Exercise data: Begin
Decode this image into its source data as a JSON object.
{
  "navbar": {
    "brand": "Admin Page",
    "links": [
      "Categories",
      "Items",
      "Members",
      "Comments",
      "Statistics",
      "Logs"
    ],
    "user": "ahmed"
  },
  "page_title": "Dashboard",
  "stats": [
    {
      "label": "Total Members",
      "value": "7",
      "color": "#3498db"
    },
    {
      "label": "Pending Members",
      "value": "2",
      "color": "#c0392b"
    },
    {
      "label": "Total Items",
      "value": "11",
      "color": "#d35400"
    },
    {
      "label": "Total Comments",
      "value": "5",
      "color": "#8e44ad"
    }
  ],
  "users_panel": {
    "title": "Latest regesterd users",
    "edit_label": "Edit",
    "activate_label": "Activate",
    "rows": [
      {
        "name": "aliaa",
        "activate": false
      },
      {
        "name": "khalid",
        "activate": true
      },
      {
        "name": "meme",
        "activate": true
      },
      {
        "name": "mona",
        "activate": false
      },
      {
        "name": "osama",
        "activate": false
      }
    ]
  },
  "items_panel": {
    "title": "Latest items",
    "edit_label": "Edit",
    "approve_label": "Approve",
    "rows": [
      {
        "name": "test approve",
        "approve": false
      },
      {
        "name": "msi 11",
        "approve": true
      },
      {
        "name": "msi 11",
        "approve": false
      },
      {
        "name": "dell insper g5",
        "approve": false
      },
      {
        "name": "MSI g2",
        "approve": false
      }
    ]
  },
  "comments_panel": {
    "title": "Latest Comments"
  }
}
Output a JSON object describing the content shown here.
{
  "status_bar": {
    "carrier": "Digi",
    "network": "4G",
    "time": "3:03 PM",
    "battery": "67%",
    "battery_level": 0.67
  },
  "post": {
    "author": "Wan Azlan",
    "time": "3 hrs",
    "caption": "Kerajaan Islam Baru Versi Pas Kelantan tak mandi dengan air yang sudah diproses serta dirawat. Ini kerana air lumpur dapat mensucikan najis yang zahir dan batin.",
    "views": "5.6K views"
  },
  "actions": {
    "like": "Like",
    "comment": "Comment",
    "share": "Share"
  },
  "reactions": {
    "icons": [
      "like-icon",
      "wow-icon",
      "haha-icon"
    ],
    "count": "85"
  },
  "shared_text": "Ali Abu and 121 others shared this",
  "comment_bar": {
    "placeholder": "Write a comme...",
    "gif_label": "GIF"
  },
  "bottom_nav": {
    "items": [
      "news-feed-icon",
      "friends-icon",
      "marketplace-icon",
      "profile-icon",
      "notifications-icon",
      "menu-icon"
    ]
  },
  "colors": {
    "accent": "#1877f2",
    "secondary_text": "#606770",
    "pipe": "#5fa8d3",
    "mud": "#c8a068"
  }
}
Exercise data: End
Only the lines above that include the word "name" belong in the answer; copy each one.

        "name": "aliaa",
        "name": "khalid",
        "name": "meme",
        "name": "mona",
        "name": "osama",
        "name": "test approve",
        "name": "msi 11",
        "name": "msi 11",
        "name": "dell insper g5",
        "name": "MSI g2",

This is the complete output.